31 Jul The Bridal Chair, by Gloria Goldreich
The Chair to Fill
Marc Chagall is one of the foremost artists of the 20th century. His paintings, murals, stained glass windows in the Chicago Art Institute, the ceiling of the Paris Opera are universally admired. But The Bridal Chair is not about his art but about Chagall the man and his family, his wife Bella and daughter Ida.
The painting that gave the book its title was his gift for Ida’s wedding. Cheerless, with little color and an empty chair, it hung over her bed – in Paris, in New York, in Paris again. It was “her anchor, the constant sentinel of her slumber.” It was a symbol of a marriage that had not endured and a life yet to fill with personal ambition. In all the wanderings, Ida never parted with it.
Man Flying and Fleeing
The Chagalls were refugees for most of their lives. First, to Moscow from Marc’s beloved Vitebsk where he was born to “a man who had hauled herrings and a woman who ran a tiny grocery store” from her house.
“Always holding Ida close, always atremble with fear, they had boarded trains, crossed borders, traded languages, told lies until they had at last reached Germany.”
Berlin celebrated Marc until art critic Hitler included “the Jew artist Chagall” in the Degenerate Art Exhibition.
Paris celebrated Marc until deportations to concentration camps loomed. Ida’s pleas for help to London and New York fell on empty ears. As America held on heedlessly to its immigration quotas, the unstoppable Varian Fry used bribes and counterfeit documents to rescue “the guardians of our civilization,” the endangered writers and artists trapped in Europe.
New York celebrated Chagall.
Paris celebrated Chagall, again.

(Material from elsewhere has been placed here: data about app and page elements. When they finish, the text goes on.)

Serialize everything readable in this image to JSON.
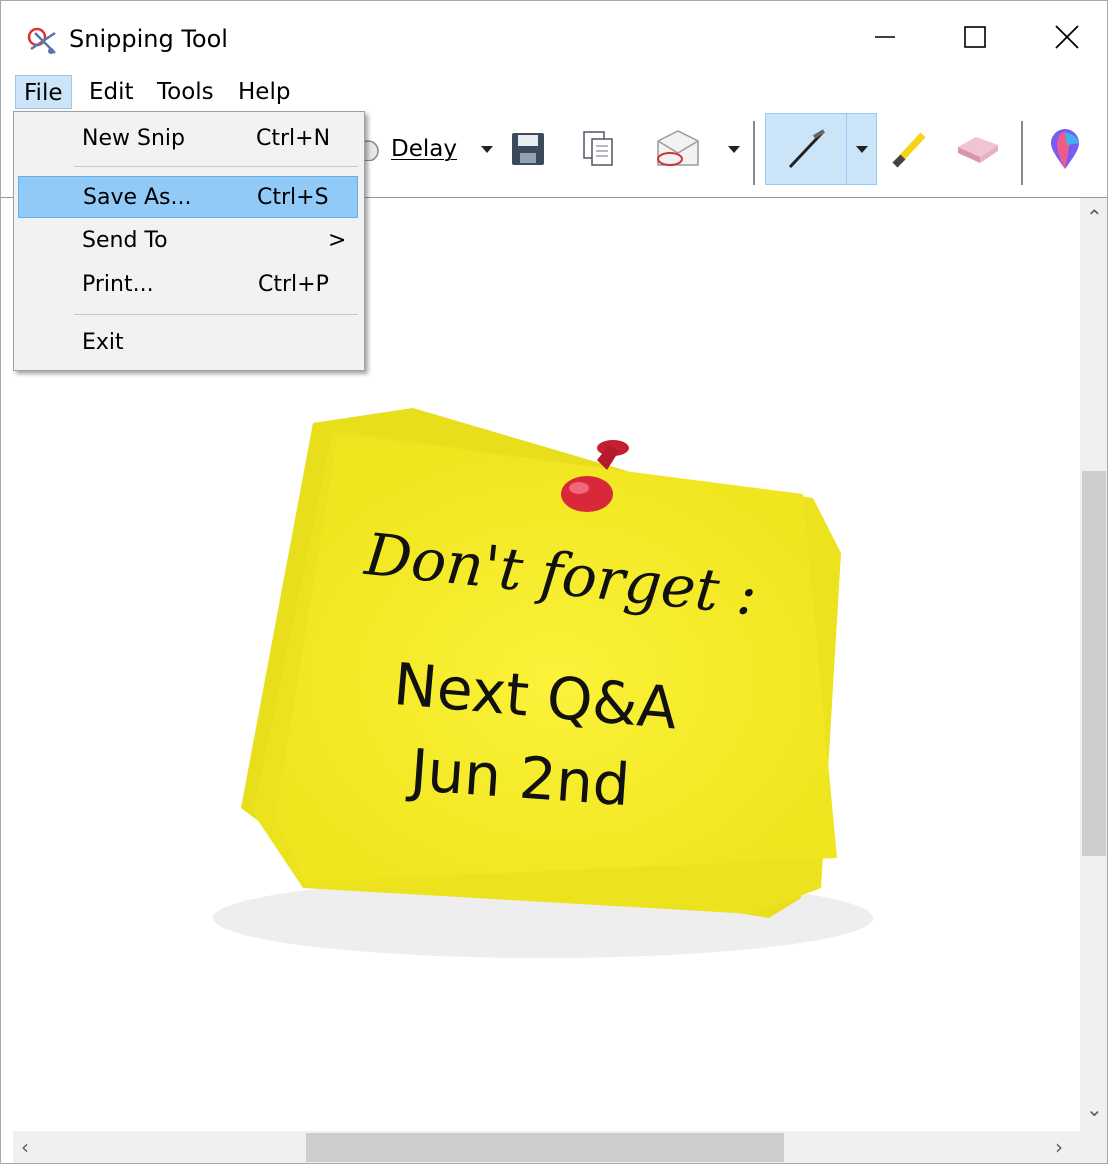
{
  "window": {
    "title": "Snipping Tool"
  },
  "menubar": {
    "items": [
      "File",
      "Edit",
      "Tools",
      "Help"
    ]
  },
  "toolbar": {
    "delay_label": "Delay"
  },
  "file_menu": {
    "items": [
      {
        "label": "New Snip",
        "shortcut": "Ctrl+N"
      },
      {
        "label": "Save As...",
        "shortcut": "Ctrl+S"
      },
      {
        "label": "Send To",
        "submenu": ">"
      },
      {
        "label": "Print...",
        "shortcut": "Ctrl+P"
      },
      {
        "label": "Exit"
      }
    ]
  },
  "note": {
    "line1": "Don't forget :",
    "line2": "Next Q&A",
    "line3": "Jun 2nd"
  },
  "colors": {
    "note_yellow": "#f6f02a",
    "pin_red": "#d8283a",
    "selection": "#91c9f7"
  }
}
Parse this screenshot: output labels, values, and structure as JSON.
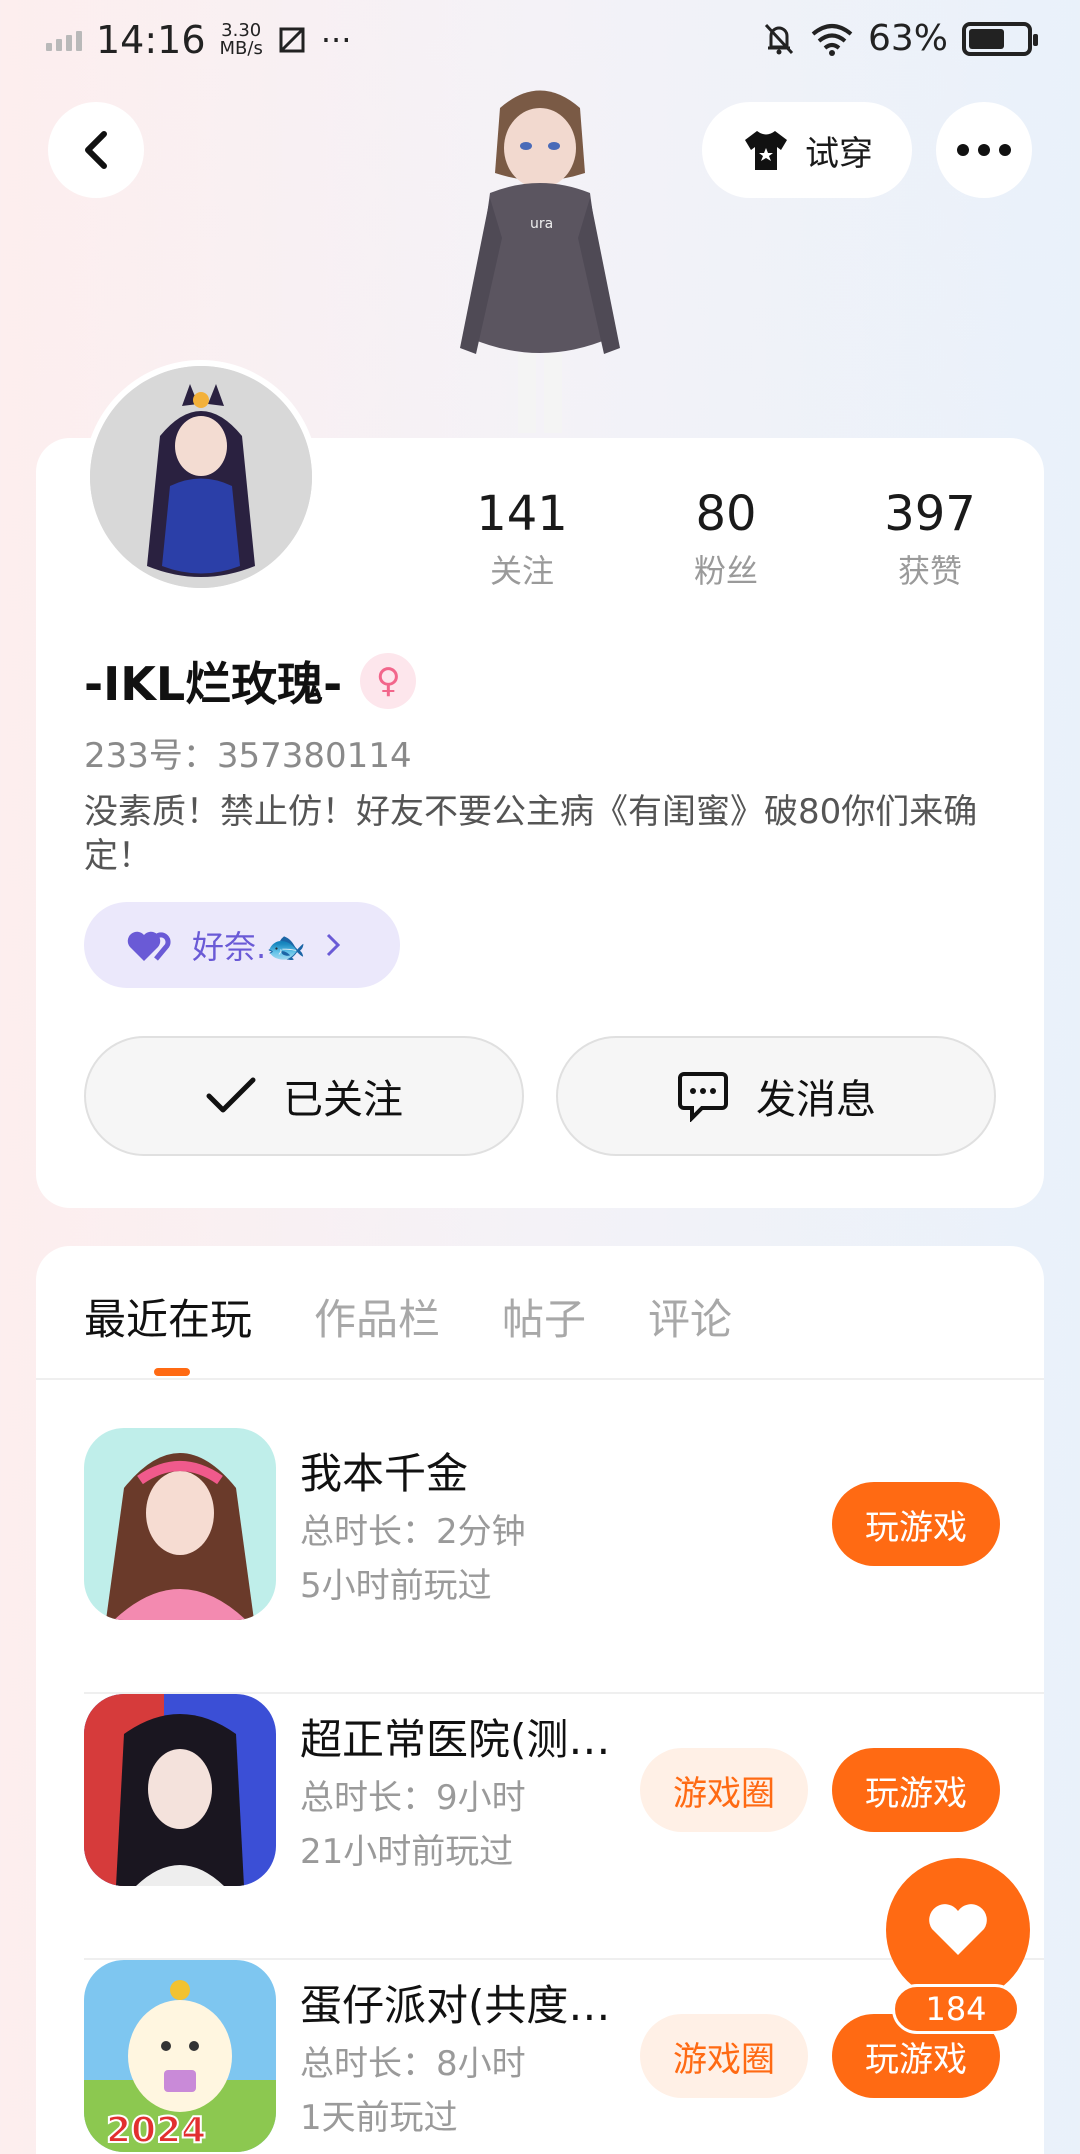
{
  "status_bar": {
    "time": "14:16",
    "speed_value": "3.30",
    "speed_unit": "MB/s",
    "more": "···",
    "battery": "63%"
  },
  "nav": {
    "tryon_label": "试穿"
  },
  "profile": {
    "stats": [
      {
        "num": "141",
        "label": "关注"
      },
      {
        "num": "80",
        "label": "粉丝"
      },
      {
        "num": "397",
        "label": "获赞"
      }
    ],
    "name": "-IKL烂玫瑰-",
    "gender_symbol": "♀",
    "uid": "233号：357380114",
    "bio": "没素质！禁止仿！好友不要公主病《有闺蜜》破80你们来确定！",
    "friend_chip": "好奈.🐟",
    "follow_label": "已关注",
    "message_label": "发消息"
  },
  "tabs": [
    "最近在玩",
    "作品栏",
    "帖子",
    "评论"
  ],
  "games": [
    {
      "title": "我本千金",
      "duration": "总时长：2分钟",
      "last_played": "5小时前玩过",
      "play_label": "玩游戏",
      "circle_label": ""
    },
    {
      "title": "超正常医院(测…",
      "duration": "总时长：9小时",
      "last_played": "21小时前玩过",
      "play_label": "玩游戏",
      "circle_label": "游戏圈"
    },
    {
      "title": "蛋仔派对(共度…",
      "duration": "总时长：8小时",
      "last_played": "1天前玩过",
      "play_label": "玩游戏",
      "circle_label": "游戏圈"
    }
  ],
  "game3_badge": "2024",
  "like_count": "184",
  "colors": {
    "accent": "#ff6a13",
    "friend_chip_bg": "#ebe8fb"
  }
}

In the book, he says: “time and again, I have painted a man flying through air. It is myself whom I paint, Marc Chagall, a man without roots, without a home, without a place to rest.” A flying man was a fleeing man.
Can’t Take Vitebsk Out of a Man
The lives of the Chagalls “had revolved around each other and around Marc, the father and husband, who ruled their enchanted world.” Their love for each other was boundless but only until…
Ida remembered the “until” that broke in when her parents declined to accompany their precious daughter to the abortion clinic. Her father, the artiste Parisien, so far above ordinary mortals, never left behind Vitebsk’s idea of respectability – Vitebsk remained “the landscape of his imagination.” And her mother, vague and indulged, played the role of her husband’s ornament to perfection.
Marc Chagall proclaimed his indifference to money – until Ida asked for a commission. Then he was ready to strike her with a chair. His Ida who shrewdly negotiated sales of his paintings, organized exhibitions, managed his finances, sacrificed her own talent and her marriage for his success, to say nothing about salvaging his canvases from war-torn Europe and saving his life.
There were many painful “untils” in the relationship between the imperious parents and their devoted daughter. Eventually, she persevered in saving them, sometimes despite themselves. Varian Fry tells her on the day she extracts them from Nazi detention: “I have no doubt that you will somehow manage. … You are a survivor, … a brave and resourceful survivor.”
And so was Marc. The self-appointed “emperor of art” he accepted tributes and efforts on his behalf indifferently, even grudgingly. He disparaged his benefactors. It would not occur to him to thank or acknowledge their labors. On the other hand, he was most comfortable on the Lower East Side of New York with its herring and brined cucumbers bought from barrels. He recreated Vitebsk everywhere he went.
A Different Chagall?
It’s difficult to look at Chagall’s art the same after getting to know the man behind the art. Gloria Goldreich’s book leaves the reader with many questions.
Does genius come with narcissism attached?
Does genius deserve forgiveness of flaws unforgivable in others?
Is it acceptable for a genius to use his nude child as a model?
Is art more valuable than human life?
Should a genius be a mensch first?
Do you still revere Marc Chagall?
Each reader of The Bridal Chair will ponder these questions and many others but whatever the answers, we’ll see Chagall’s art differently.